Hmmm. While I value crime stopping, does Ann Arbor really need to post police officers on State Street by the car dealers on early Sunday mornings,when traffic is extremely light, to enforce the very low 35 MPH speed limit? Now if they ticketed UM students who step in front of cars mid-block at night, with their heads turned away from traffic, that would be something of value, contributing to public safety. Or wait on Division or 5th St to ticket drivers who turn left from the far right lane or turn right from the far left lane. But the Ann Arbor Police never do. I certainly hope that they do not reduce the police presence around South University from 10 PM to 3 AM.

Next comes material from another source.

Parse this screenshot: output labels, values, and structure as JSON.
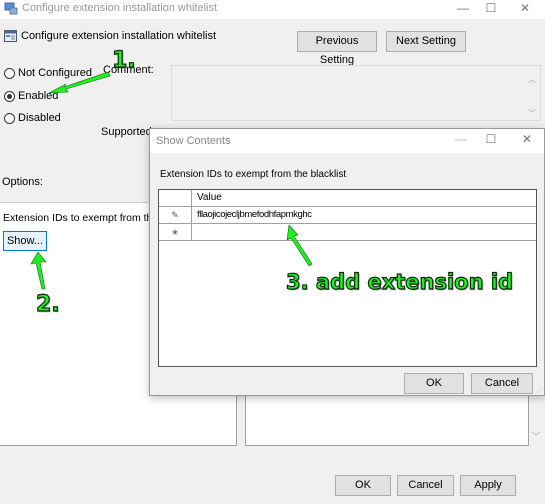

Do not taunt Happy Fun Ball

Tue, Feb 23, 2010 : 7:44 a.m.

Hey Everybody - let's buy up some 'Green space' outside the city so when we drive into town we can stare at corn fields. It would only cost 5-10 Million dollars per 'space'. - Then we can buy trips for Council to one of our 5,000,000 "Sister Cites". - And after that, we can hire a consultant for $X00,000 to tell us what a (enter city project here) would cost. - Lastly, we should raise taxes because everyone has toooo much money as it is - with all those foreclosures and bankruptcies and unemployment.;0

Fred&Barney

Tue, Feb 23, 2010 : 7:36 a.m.

Sorry, too bad, does the city still pay room and board for all the homeless residents of the old YMCA?

stephanie

Tue, Feb 23, 2010 : 6:53 a.m.

First of all increasing revenue is not an option! Ann Arbor has one of the highest tax rates in the state if not the country. The mayor and council need to live within their means. That is why they were elected. If they cannot do so then they should resign. The mayors art project could have saved how many police jobs? I would suggest you cancel it and hire a local artist at a reasonable price and save a few police jobs. As for the community standards division, that is a joke. I was recently threatened with a ticket even though we had shoveled our sidewalk and the snow had melted. In the meantime I have 2 neighbors who have not shoveled their sidewalk since the last snow and were apparently never ticketed even though I called to complain that this was unfair. The same neighbor let his apples rot in his yard all summer and his fence is a mess. The community standards division would do nothing even when I complained that they were drawing racoons and rats to the subdivision. To say nothing of the monstrosity of a playhouse they have outside my kitchen window that looks like a giant piece of junk. The council and the police department just don't get it. Maybe if there was some enforcement of "community standards" that improved the quality of life of residents and protected our property values the public might be more supportive. Instead it is used to raise more revenue by harassing citizens who have already been taxed to death. I suggest they get rid of the whole community standards department and bring back the animal control officer and stop letting the dog owners and the people who trash their yards run this town. Perhaps the police chief could right an article about just what the community standards department does so people can make an informed decision about them.

racerx

Tue, Feb 23, 2010 : 6:46 a.m.

Hey Chief, sorry about cutting policing staff but if you need an money losing golf course for the last decade, the City Council will be more than willing to budget the funds for you.